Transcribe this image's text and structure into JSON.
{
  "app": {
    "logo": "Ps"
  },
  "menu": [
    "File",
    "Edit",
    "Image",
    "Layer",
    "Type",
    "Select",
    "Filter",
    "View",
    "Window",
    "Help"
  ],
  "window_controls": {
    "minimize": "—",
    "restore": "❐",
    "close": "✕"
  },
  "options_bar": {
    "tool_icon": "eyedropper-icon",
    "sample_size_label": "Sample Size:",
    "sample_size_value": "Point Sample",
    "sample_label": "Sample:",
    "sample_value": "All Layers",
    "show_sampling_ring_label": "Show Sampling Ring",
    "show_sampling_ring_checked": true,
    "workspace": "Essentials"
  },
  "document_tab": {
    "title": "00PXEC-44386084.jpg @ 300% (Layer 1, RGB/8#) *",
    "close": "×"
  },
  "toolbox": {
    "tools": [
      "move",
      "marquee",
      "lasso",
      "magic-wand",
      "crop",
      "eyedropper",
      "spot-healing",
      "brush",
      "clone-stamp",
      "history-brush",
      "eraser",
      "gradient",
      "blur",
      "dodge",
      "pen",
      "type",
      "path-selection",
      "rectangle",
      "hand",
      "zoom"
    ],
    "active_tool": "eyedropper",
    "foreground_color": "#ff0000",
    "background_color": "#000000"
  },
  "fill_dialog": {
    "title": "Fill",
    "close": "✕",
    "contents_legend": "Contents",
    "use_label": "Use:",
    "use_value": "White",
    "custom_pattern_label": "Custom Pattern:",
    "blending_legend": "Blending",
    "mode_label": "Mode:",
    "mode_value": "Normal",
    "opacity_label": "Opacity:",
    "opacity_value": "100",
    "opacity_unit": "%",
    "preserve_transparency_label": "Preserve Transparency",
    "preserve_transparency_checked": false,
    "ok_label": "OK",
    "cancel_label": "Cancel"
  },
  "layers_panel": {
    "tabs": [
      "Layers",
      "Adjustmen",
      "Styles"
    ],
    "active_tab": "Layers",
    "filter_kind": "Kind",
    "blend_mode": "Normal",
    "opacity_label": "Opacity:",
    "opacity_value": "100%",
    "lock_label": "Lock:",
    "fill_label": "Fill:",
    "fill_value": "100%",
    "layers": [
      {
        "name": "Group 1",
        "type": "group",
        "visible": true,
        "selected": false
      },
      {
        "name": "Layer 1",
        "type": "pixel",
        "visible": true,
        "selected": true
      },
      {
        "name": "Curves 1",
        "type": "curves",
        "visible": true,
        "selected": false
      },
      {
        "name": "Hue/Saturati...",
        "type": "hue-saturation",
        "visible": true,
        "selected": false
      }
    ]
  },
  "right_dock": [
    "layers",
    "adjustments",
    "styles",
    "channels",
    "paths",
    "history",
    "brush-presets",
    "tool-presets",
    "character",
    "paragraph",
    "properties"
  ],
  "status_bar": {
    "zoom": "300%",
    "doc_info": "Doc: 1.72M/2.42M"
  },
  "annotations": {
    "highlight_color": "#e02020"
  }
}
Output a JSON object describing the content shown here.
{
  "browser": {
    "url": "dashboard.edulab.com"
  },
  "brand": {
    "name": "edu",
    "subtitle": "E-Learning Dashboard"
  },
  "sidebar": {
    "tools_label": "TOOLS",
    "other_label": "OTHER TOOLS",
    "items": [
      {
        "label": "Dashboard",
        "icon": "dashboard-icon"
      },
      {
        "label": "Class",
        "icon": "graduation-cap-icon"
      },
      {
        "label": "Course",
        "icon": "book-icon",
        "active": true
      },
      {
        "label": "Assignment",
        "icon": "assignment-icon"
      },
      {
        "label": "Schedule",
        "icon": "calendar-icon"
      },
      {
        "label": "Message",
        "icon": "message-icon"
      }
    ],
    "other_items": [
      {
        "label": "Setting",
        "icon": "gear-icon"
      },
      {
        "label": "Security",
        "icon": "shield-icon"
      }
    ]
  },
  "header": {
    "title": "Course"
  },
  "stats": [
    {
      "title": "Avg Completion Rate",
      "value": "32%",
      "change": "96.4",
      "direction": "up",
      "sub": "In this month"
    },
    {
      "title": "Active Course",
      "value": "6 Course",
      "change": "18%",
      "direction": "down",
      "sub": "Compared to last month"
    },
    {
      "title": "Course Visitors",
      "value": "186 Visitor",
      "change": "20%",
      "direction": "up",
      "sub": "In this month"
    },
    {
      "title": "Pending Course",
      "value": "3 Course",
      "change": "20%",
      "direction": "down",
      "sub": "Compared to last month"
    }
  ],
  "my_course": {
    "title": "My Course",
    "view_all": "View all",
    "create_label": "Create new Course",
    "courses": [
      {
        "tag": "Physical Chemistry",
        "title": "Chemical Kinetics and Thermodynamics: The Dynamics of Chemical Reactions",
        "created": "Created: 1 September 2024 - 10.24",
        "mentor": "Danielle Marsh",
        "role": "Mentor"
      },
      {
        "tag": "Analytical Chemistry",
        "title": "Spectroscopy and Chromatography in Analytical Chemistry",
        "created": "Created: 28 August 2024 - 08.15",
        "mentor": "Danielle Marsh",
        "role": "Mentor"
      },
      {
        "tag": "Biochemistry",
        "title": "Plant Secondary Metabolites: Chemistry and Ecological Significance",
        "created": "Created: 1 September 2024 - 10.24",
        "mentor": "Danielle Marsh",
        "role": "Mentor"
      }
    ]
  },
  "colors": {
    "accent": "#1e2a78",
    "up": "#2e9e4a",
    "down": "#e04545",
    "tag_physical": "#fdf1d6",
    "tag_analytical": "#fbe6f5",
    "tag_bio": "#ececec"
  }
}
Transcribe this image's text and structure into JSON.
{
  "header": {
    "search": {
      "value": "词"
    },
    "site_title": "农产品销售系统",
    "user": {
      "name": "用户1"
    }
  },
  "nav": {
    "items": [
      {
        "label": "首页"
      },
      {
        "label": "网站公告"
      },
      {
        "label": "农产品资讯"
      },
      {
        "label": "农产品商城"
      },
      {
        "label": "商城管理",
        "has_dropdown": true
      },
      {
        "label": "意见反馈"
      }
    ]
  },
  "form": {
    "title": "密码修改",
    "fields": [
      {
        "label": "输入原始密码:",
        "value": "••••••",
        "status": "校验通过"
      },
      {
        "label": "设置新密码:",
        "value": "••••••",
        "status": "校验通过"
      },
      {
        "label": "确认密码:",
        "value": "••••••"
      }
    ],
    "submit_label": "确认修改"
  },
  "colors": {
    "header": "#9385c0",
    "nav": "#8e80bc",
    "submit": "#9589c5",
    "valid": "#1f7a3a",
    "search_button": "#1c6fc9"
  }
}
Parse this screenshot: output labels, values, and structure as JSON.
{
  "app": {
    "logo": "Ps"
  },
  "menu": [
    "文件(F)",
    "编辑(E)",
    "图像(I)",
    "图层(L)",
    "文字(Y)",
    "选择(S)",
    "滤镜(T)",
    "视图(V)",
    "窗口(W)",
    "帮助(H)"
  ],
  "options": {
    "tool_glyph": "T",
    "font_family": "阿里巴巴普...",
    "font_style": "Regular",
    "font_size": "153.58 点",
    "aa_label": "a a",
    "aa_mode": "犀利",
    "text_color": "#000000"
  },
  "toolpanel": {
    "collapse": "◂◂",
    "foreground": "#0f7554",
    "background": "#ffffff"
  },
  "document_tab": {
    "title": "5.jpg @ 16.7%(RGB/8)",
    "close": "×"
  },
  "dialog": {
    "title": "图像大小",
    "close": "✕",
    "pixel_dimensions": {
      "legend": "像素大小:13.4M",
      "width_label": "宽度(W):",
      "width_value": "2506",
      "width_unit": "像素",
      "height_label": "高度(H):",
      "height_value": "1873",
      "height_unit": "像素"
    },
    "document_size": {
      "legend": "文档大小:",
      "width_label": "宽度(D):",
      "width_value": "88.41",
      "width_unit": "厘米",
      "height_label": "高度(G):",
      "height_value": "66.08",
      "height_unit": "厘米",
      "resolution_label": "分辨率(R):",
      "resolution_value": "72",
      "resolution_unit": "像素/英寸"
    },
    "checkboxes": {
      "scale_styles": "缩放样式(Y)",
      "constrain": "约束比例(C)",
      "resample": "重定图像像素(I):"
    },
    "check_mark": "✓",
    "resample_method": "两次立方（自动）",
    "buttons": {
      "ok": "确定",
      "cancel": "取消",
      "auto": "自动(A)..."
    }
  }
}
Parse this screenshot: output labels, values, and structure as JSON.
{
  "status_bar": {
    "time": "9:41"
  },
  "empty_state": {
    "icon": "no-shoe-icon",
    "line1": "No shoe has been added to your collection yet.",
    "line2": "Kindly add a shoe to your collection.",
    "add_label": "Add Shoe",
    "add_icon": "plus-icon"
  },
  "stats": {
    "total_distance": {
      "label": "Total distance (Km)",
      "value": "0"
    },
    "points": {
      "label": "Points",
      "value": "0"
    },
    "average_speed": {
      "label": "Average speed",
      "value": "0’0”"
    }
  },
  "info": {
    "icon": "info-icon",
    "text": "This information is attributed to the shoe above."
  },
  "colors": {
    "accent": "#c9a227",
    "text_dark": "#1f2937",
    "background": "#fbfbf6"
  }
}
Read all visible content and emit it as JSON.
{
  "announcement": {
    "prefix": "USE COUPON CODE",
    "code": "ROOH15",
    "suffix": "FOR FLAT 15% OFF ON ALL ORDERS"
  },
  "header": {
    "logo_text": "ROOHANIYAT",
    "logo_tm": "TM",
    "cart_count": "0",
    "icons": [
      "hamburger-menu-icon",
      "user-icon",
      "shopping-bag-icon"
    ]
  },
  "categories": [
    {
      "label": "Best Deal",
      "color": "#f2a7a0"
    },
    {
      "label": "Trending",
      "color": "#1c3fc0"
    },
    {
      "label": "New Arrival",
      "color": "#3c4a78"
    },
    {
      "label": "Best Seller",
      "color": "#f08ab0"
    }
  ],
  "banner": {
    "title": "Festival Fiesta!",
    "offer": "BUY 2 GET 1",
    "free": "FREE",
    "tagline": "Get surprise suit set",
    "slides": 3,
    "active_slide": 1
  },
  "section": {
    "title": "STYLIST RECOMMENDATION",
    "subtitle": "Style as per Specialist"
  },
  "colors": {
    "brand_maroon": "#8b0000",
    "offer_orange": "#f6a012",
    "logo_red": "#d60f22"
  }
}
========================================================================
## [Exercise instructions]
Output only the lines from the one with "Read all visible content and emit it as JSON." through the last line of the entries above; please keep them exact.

## [Written reply]
Read all visible content and emit it as JSON.
{
  "announcement": {
    "prefix": "USE COUPON CODE",
    "code": "ROOH15",
    "suffix": "FOR FLAT 15% OFF ON ALL ORDERS"
  },
  "header": {
    "logo_text": "ROOHANIYAT",
    "logo_tm": "TM",
    "cart_count": "0",
    "icons": [
      "hamburger-menu-icon",
      "user-icon",
      "shopping-bag-icon"
    ]
  },
  "categories": [
    {
      "label": "Best Deal",
      "color": "#f2a7a0"
    },
    {
      "label": "Trending",
      "color": "#1c3fc0"
    },
    {
      "label": "New Arrival",
      "color": "#3c4a78"
    },
    {
      "label": "Best Seller",
      "color": "#f08ab0"
    }
  ],
  "banner": {
    "title": "Festival Fiesta!",
    "offer": "BUY 2 GET 1",
    "free": "FREE",
    "tagline": "Get surprise suit set",
    "slides": 3,
    "active_slide": 1
  },
  "section": {
    "title": "STYLIST RECOMMENDATION",
    "subtitle": "Style as per Specialist"
  },
  "colors": {
    "brand_maroon": "#8b0000",
    "offer_orange": "#f6a012",
    "logo_red": "#d60f22"
  }
}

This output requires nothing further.